Long pole weapons for grabing an oponent on the battlefield are known since the early medieval period as can be seen, for example, in the Mongol Invasions Picture Scrolls. At that time the Japanese forces used the kumade 熊手 to take down an enemy combatant from a safe distance, then attack him with a sword or naginata.
By the Edo period, and with the develpment of an organized police force, such long-pole offensive weapons were replaced by tools of somewhat similar features that were designed for the purpose of subdueing and restraining a roudy criminal. These were know as bansho rokugu 番所六具(6 police tools), among which were the primary torimono sandogu 捕者三道具(3 tools for catching a person): sode garami 袖搦, sasumata 刺又, and tsukubo 突棒.
Nanban-bo seems to be an improved mechanical version of the sasumata. Since the sixteenth cetury the name "nanban" refers to foreign coutries or items, suggesting that Nanban-bo is an imported tool. However, the similarity to the widely used sasumata, both in shape and in function, is an indication that the Japanese adopted the concept of moving parts and the mechnism that operates them.
In any case, the Nanban-bo must have been more effective than the sasumata because the snap of the iron arms on a limb delivered a shocking pain, and also because, unlike the sasumata that was effective only when pushing the limb, it allowed the handler to pull the opponent after the arms closed tightly on the limb. The main downside of the sasumata was probably the cost and difficulty in production, which may explain why it is a rare tool to come by. A simplified smooth version of the sasumata, on the other hand, is still used today as a standard tool for the Japanese riot police, but can also be found in any police station for special activity purposes.

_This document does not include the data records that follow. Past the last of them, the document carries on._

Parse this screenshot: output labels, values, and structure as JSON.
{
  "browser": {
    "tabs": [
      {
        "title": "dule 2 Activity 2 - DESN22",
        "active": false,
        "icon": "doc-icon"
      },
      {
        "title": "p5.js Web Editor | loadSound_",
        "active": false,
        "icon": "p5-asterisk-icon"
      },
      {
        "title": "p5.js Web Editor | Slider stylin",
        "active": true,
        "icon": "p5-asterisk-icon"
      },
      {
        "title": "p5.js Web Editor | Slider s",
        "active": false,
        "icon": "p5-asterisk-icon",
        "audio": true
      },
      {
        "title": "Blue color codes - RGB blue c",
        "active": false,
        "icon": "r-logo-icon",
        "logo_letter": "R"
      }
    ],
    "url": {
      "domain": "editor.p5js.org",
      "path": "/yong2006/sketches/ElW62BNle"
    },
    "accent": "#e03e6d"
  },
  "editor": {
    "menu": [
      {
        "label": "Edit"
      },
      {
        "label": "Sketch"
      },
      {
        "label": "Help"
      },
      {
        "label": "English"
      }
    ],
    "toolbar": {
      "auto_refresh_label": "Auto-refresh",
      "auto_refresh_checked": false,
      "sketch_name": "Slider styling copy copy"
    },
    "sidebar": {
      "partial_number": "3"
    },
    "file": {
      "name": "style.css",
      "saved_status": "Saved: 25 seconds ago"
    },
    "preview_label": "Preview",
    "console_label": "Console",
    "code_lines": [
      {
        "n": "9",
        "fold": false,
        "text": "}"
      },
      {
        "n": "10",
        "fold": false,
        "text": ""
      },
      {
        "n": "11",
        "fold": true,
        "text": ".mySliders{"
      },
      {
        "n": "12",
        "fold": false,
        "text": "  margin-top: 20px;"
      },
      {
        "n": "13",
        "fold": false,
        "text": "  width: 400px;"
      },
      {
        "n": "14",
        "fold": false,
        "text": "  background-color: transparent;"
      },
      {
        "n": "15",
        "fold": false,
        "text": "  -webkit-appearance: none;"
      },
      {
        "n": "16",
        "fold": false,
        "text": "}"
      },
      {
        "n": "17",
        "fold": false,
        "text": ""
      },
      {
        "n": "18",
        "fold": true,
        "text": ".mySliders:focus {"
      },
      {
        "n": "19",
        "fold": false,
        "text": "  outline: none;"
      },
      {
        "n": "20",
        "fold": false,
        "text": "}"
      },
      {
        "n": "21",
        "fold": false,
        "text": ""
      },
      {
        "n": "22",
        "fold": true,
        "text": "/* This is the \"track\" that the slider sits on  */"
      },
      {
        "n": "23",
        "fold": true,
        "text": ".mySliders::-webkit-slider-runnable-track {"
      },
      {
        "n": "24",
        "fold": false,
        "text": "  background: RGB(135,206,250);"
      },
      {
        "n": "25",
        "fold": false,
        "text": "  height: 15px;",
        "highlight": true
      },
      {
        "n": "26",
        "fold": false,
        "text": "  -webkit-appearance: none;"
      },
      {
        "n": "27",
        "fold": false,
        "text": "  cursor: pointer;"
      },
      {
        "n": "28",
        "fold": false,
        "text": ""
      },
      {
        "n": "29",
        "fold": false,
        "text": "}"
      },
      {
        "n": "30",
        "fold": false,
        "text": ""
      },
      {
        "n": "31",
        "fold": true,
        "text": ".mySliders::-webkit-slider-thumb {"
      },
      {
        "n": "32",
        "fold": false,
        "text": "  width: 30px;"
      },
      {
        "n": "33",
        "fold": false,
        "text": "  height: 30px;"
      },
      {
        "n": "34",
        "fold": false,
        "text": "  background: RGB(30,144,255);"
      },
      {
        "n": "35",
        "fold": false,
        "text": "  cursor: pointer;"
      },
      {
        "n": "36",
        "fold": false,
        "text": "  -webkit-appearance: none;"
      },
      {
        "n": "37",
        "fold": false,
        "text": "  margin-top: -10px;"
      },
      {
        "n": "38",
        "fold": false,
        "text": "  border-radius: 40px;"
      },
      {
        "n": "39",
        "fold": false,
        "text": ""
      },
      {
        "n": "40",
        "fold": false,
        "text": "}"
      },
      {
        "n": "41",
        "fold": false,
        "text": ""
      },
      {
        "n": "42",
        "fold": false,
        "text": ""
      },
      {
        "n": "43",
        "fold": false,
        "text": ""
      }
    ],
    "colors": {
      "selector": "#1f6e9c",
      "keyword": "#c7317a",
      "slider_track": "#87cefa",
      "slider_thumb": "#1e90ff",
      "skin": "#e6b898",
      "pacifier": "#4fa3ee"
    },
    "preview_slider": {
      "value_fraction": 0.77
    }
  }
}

The following video demonstrates the employment of Nanban-bo to catch and restratin a sword wielding attacker. The Nanban-bo used for the demonstration is an authentic Edo period Nanban-bo, which necessitated especially carefull application. Nevertheless, one can clearly appreciate how effective it was for the purpose it was designed.